» **The problem**
Indicate only the number of lines in the listing below in which the word "Basar" appears.

***** Data shown *****

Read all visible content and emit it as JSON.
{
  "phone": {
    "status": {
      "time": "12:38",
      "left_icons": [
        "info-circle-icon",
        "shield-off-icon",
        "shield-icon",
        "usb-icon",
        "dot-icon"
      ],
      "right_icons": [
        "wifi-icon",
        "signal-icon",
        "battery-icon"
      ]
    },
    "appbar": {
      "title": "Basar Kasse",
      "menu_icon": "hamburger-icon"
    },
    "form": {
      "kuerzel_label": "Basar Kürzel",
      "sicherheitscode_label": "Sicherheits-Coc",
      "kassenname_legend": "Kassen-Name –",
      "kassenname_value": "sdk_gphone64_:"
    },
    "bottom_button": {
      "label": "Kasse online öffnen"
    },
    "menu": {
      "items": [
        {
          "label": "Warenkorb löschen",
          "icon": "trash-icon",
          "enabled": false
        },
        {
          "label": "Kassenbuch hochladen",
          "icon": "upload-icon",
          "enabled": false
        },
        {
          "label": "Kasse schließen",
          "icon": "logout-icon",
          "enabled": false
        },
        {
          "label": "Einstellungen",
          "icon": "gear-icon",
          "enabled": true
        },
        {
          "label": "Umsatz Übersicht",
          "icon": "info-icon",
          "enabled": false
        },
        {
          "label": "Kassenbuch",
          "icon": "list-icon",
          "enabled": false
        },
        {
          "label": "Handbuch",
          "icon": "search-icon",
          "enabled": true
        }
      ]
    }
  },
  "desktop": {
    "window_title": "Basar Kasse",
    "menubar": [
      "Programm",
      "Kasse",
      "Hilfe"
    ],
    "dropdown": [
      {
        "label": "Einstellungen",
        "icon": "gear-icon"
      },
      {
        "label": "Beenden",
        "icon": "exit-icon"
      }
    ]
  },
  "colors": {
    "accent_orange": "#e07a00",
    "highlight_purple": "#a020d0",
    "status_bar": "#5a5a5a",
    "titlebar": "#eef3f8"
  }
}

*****
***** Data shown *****

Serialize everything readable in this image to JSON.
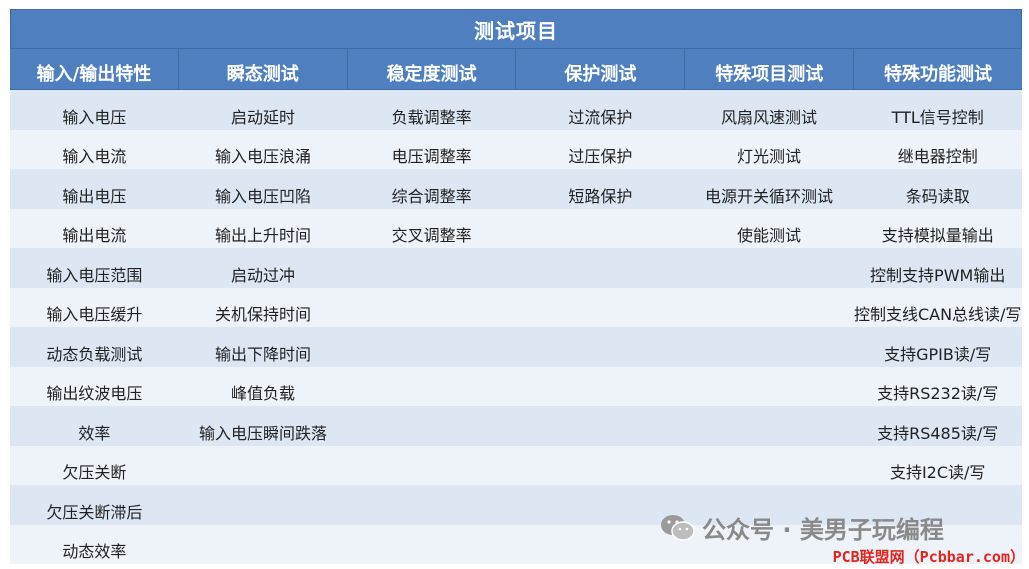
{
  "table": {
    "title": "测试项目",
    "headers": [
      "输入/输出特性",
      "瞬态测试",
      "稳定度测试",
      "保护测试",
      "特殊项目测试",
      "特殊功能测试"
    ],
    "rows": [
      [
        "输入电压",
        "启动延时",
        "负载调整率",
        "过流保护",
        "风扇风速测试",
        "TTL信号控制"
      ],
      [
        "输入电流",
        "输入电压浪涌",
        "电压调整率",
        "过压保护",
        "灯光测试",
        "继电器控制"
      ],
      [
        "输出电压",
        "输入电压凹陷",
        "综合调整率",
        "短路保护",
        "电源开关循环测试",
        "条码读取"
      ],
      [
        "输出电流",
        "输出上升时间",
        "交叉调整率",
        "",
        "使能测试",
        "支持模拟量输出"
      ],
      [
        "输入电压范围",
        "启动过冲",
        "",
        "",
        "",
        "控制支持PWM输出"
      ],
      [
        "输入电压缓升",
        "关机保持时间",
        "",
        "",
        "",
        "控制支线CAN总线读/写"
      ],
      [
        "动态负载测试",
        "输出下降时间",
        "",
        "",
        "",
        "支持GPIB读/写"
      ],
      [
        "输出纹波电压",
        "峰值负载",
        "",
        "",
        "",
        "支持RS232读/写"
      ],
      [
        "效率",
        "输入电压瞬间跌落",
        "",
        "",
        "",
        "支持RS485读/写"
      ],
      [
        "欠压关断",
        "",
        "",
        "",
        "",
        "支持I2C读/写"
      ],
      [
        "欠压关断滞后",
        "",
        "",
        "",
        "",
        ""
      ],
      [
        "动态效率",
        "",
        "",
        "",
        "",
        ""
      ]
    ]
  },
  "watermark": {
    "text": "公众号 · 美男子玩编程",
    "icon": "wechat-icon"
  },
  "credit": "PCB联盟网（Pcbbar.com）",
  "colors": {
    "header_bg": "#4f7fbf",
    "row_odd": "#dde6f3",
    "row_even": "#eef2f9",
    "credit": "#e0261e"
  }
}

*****

» **Reply**
3